It was 6,0°C above normal in Longyarbyen (Svalbard) which concluded its 90th month in a row with above normal temperatures.
Not since December 2010 has Norway’s Meteorological Institute measured normal temperatures at its northernmost locations. It should still be freezing, below zero. Not so this May. Measurements at Longyearbyen airport on Svalbard could tell a story about global warming not seen before with a mean temperature of 1,8°C, which is 6°C above normal.
Other islands, mainland also above normal
Also the other Norwegian Arctic islands experienced a warm May, the institute reports.
Bjørnøya in the Barents Sea was the warmest with a mean temperature of 3,7°C. That is 5,1°C above normal. Hopen was 5°C above normal, while Jan Mayen had 5,1°C warmer than normal for May.
Ny-Ålesund, further north on Spitsbergen, had a mean temperature of 1,6°C, which is 5,6°C above normal for the month.
On mainland Norway, temperatures in the last few days of May were warmer than most holliday resorts around the Mediterranean. Warmest was Etne outside Bergen with 32,7°C on May 30th. Mean temperature for Norway was 4,2 degrees above normal.
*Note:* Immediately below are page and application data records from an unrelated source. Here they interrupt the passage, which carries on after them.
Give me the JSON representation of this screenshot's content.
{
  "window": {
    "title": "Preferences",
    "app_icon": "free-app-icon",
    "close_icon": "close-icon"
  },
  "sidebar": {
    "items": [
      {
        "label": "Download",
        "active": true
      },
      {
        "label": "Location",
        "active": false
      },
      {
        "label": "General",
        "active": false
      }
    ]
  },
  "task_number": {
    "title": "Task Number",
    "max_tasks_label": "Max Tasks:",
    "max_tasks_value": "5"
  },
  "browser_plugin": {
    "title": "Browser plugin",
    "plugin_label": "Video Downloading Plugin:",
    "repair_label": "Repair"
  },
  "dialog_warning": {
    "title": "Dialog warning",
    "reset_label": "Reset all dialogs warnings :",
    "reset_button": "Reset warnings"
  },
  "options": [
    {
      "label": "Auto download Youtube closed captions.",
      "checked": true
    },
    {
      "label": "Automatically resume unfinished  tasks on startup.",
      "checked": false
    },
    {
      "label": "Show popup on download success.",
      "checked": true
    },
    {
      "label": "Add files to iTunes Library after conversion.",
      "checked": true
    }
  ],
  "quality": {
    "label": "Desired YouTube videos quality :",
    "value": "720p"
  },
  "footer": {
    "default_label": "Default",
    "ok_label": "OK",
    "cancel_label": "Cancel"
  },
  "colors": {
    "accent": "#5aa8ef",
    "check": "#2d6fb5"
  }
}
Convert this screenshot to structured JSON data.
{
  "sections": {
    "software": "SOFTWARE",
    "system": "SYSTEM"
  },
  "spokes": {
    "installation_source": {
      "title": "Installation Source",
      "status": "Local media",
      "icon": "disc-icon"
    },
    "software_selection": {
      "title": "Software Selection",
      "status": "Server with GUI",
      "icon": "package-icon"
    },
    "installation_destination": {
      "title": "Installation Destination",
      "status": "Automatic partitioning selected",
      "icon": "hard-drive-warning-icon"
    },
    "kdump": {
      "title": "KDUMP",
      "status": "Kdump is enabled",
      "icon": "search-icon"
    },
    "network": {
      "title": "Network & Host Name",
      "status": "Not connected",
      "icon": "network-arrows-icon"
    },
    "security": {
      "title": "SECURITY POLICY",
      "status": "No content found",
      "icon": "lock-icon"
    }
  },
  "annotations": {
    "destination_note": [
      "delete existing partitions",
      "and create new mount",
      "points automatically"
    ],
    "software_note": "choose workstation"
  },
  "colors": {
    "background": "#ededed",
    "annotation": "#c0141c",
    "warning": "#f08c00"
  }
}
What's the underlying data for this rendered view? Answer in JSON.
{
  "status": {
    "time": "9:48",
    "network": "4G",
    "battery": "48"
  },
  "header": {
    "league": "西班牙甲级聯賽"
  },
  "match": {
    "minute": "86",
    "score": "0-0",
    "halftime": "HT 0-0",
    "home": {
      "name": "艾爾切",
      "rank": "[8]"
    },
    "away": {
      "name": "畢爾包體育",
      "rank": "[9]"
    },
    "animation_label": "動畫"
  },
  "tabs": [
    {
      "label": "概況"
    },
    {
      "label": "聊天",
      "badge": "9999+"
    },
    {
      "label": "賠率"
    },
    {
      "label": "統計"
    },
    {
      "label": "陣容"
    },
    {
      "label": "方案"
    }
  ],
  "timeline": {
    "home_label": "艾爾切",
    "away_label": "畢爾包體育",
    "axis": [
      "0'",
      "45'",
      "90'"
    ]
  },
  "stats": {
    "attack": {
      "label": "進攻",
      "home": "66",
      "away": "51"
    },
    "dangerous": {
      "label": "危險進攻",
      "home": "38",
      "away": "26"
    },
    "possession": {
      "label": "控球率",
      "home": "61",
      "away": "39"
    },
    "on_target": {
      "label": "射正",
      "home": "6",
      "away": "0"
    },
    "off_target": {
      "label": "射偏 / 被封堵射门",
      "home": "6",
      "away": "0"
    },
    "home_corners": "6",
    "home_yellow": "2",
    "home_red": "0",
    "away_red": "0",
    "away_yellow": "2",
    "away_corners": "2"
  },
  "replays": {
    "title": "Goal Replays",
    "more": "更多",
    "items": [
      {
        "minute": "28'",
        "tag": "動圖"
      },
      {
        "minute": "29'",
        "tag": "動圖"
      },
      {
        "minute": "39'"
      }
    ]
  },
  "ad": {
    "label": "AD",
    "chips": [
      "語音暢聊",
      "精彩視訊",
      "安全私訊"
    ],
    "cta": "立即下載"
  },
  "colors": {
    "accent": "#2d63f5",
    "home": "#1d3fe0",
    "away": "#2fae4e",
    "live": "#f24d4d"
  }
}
Since mean values were registered first time in 1900, 2018 is by far the warmest ever measured the Meteorological Institute informs.
Related stories from around the North:
Canada: Feds announce funding to tackle climate change in Inuit region of Atlantic Canada, Radio Canada International
Finland: Finland’s May heat streak longest in 34 years, YLE News
Norway: February Arctic sea ice at a record low in 2018, The Independent Barents Observer
Russia: Russia adds small Arctic island to large national park, The Independent Barents Observer
Sweden: Scientists in Sweden help Indian farmers with artificial glaciers, Radio Sweden
United States: Former UN climate chief speaks out against Arctic drilling, Deutsche Welle’s Iceblogger